In First National Bank of Boston v. FEC , it was only after many years of the Court either distinguishing Bellotti or applying it narrowly. During that interim, the Court first considered challenges to different aspects of the federal statute and to related state statutes, upholding some restrictions on corporate electoral activities, but limiting others.
In FEC v. The Court unanimously upheld a prohibition on a corporation soliciting money from other corporations for a PAC in order to make contributions or expenditures in relation to federal elections. However, an exception to this general principle was recognized by a divided Court in FEC v. Massachusetts Citizens for Life, Inc.
Clarification of Massachusetts Citizens for Life was provided by Austin v. Beaumont , the Court held that the federal law that bars corporations from contributing directly to candidates for federal office, but allows contributions though PACs, may constitutionally be applied to nonprofit advocacy corporations. In McConnell v. The limitations on electioneering communication, however, soon faced renewed examination by the Court.

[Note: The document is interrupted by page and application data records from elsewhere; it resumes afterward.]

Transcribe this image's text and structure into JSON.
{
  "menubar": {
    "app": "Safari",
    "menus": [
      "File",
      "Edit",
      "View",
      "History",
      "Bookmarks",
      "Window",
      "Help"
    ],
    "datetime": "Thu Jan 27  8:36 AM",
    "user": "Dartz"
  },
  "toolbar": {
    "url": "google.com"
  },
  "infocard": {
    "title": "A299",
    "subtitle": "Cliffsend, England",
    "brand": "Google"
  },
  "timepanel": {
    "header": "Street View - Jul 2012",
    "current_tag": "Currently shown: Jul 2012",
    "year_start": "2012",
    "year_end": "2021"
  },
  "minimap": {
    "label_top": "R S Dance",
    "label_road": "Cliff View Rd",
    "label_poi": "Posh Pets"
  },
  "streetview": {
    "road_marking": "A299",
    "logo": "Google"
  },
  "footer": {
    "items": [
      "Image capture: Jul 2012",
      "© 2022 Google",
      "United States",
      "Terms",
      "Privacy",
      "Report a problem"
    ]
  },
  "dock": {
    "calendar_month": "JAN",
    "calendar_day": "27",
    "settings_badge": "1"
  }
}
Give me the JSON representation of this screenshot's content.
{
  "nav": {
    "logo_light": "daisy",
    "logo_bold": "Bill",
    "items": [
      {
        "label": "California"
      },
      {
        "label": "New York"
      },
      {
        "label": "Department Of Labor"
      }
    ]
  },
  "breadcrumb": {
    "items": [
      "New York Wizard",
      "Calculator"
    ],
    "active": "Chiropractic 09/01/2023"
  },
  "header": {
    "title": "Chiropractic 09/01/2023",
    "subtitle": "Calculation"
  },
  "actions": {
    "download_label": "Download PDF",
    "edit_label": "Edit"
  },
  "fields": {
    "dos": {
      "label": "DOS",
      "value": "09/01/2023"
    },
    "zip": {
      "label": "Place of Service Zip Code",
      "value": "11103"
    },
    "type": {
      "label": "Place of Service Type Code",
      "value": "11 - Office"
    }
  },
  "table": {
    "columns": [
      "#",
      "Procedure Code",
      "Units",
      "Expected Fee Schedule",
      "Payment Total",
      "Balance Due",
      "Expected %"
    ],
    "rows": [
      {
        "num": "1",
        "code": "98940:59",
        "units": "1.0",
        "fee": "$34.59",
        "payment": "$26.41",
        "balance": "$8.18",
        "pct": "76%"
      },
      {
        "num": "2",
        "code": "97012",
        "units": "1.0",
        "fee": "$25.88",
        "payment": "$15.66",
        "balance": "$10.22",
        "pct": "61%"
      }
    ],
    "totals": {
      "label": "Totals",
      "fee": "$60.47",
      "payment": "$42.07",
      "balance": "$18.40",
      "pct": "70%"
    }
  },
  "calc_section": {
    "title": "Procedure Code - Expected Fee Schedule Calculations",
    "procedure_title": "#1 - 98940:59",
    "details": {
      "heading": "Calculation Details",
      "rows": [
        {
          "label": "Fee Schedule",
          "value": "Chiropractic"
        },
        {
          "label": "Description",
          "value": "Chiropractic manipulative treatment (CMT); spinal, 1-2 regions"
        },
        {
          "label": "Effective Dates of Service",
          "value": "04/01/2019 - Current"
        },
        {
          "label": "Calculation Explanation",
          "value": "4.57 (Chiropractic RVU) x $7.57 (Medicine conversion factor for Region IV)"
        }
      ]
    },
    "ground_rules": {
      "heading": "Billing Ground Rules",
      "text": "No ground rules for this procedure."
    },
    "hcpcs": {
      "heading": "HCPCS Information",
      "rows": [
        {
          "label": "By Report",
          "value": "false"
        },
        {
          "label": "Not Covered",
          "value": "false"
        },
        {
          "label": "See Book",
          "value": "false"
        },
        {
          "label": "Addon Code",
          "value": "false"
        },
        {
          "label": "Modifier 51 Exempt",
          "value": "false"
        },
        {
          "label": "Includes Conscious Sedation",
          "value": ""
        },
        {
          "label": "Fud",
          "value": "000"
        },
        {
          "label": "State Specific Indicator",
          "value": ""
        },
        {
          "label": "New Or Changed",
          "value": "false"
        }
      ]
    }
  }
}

In Wisconsin Right to Life, Inc. Subsequently, in Federal Election Commission v. Then came the case of Citizens United v. The case began as another as-applied challenge to BCRA, but the Court asked for reargument, and, in a 5—4 decision, not only struck down the limitations on electioneering communication on its face overruling McConnell but also rejected the use of the antidistortion rationale overruling Austin.